Nothing gets wasted. Even the manure collected from the milking sheds is collected and composted with straw and bark before being spread back onto the pastures and crops.
◊ Regenerative Australian Farmers – Promoting Healthy Soils found at: https://regenfarmers.com.au/
Saving precious water
As the soil at the Barambah Organics farms is so rich in organic matter, it retains more moisture so much less watering is required. That’s why regenerative farms cope with droughts so much better than others.
Then there’s all the water that’s needed to grow all the grain that cows on conventional farms eat. “On intensive dairy farms, grain can make up half of what they’re fed,” Tony reveals. “Planting, growing and transporting it requires a lot of water and energy. The grass our cows eat grows naturally and, when it rains, our paddocks absorbs alot of water.
“There’s also less run off into rivers. On non-organic farms, local waterways can be polluted by chemicals and pesticides.”
Sinking the carbon
We all know how important it is to reduce carbon emissions, and switching to buying organic food is one of the most effective ways to do so.
Around a third of the atmospheric carbon caused by humans has come from Conventional farm practices are one of the biggest contributors to human-caused carbon emissions *. Every time a field is ploughed or tilled, carbon is released, gradually degrading the soil so farmers have to spray on tons of artificial fertiliser and vast amounts of water to restore it.
“The levels of carbon in our soil is very high,” Tony says proudly. “In fact, one of our farms is a carbon sink, which means we trap more carbon than we emit.

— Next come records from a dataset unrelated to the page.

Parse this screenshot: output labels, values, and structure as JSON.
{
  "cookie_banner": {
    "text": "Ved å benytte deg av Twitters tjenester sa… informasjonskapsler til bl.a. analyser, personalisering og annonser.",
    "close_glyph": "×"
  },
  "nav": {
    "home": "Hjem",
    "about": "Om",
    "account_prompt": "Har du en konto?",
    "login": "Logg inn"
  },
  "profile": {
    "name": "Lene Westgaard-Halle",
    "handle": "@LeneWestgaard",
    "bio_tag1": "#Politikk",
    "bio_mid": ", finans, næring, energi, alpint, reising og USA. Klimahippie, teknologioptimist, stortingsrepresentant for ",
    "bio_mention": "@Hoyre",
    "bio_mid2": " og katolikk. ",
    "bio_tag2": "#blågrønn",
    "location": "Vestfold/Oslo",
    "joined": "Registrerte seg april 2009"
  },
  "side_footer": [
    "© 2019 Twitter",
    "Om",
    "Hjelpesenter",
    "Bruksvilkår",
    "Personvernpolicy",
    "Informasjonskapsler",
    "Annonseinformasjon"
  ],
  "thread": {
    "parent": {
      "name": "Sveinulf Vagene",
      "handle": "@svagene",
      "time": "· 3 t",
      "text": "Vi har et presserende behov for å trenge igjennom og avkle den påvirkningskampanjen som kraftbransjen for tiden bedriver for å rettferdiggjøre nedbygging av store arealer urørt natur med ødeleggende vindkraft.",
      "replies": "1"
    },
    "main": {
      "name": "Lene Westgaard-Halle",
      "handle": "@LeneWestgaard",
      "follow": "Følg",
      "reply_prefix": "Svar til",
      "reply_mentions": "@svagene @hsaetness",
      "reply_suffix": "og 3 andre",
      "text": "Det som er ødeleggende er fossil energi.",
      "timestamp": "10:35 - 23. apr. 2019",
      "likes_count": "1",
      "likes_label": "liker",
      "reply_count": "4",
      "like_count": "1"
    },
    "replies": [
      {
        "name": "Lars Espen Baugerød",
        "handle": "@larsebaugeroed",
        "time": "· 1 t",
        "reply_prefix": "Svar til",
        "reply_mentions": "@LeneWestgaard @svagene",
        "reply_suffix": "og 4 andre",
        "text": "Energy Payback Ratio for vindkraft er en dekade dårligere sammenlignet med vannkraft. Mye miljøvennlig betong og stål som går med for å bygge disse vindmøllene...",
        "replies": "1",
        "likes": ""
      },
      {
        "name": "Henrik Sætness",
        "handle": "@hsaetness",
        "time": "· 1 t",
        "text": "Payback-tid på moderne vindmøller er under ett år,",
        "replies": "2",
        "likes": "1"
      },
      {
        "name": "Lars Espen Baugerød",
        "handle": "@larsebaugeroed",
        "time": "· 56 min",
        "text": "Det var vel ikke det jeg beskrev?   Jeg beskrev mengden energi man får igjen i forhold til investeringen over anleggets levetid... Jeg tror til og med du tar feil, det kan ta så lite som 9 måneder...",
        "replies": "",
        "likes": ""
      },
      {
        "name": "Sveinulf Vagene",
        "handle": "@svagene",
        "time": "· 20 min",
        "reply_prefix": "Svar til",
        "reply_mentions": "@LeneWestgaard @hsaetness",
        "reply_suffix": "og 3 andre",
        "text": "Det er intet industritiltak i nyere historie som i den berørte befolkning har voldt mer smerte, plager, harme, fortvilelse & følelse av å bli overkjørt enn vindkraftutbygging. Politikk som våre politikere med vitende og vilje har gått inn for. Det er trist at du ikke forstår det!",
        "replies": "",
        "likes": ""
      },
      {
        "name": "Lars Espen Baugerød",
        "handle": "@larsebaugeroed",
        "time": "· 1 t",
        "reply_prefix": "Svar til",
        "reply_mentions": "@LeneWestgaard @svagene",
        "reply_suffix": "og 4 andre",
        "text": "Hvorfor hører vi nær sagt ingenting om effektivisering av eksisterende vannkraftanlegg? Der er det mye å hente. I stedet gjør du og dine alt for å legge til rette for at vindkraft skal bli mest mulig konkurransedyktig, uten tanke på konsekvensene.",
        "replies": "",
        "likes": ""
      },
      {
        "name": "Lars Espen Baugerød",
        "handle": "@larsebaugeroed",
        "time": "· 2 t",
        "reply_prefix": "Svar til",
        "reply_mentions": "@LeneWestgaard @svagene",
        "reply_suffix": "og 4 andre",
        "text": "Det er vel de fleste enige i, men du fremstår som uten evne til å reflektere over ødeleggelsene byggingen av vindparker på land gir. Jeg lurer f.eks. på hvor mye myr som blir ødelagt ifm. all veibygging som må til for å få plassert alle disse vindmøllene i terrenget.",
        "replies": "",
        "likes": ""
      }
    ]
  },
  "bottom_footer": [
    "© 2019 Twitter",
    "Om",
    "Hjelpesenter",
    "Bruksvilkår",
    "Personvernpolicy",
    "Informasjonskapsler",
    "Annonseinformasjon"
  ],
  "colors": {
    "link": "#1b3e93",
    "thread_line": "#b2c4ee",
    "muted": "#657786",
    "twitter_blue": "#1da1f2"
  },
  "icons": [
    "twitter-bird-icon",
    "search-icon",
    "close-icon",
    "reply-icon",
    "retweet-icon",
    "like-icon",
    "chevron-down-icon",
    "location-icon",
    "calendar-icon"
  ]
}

The other two are well on their way to achieving the same.”
* Major international study by the Consultative Group on International Agricultural Research 2012
Letting nature thrive
Regenerative farms set aside areas of land for plants and trees to grow unchecked, creating vital ecosystems for native species. Sadly, on some conventional farms, vital habitats are destroyed as trees and native pastures have to be cleared to make room for ever more crops like soy, oats and almond plantations.
All three of Barambah Organics’ farms are teaming with wildlife. Bellinger Farm includes 200 acres of dense rainforest full of king parrots, rainbow lorikeets and koalas. Booba Sands Farm, meanwhile, boasts native wattle, blue gums and cyprus trees that provide the cows with welcome shade.
Glenarbon Farm straddles the beautiful Dumaresq River, with kangaroos and emus often sharing the undulating kikuyu and rye grass fields with the cattle. The farm’s lagoon is a popular watering hole for all the native animals.
No wonder studies have found that organic cows are happier, and that happier cows produce better tasting milk!
And the grassy pastures on the Barambah Organics Farms contain more than just grass! “There are nutritious legumes like clovers, lucerne and vetches,” Tony says. “Even some weeds like young bur clover are great for a cow’s diet. And the greater the range of plants, the more insects, birds and lizards you attract so there’s real biodiversity.”
The mix of grasses means there’s no need to apply them with urea, a chemical fertiliser containing nitrogen that gets washed into rivers causing toxic algal blooms that devastate fish populations.
So, there’s an awful lot involved in making a farm truly regenerative, but, for Tony, it’s worth all the hard work. “We’re looking after the land, creating sustainable sanctuaries for wildlife and protecting the environment,” he reflects. “This is how farming is meant to be.”
Find out more about Barambah Organics’ range of dairy products here
Image credit: Gabriel Jimenez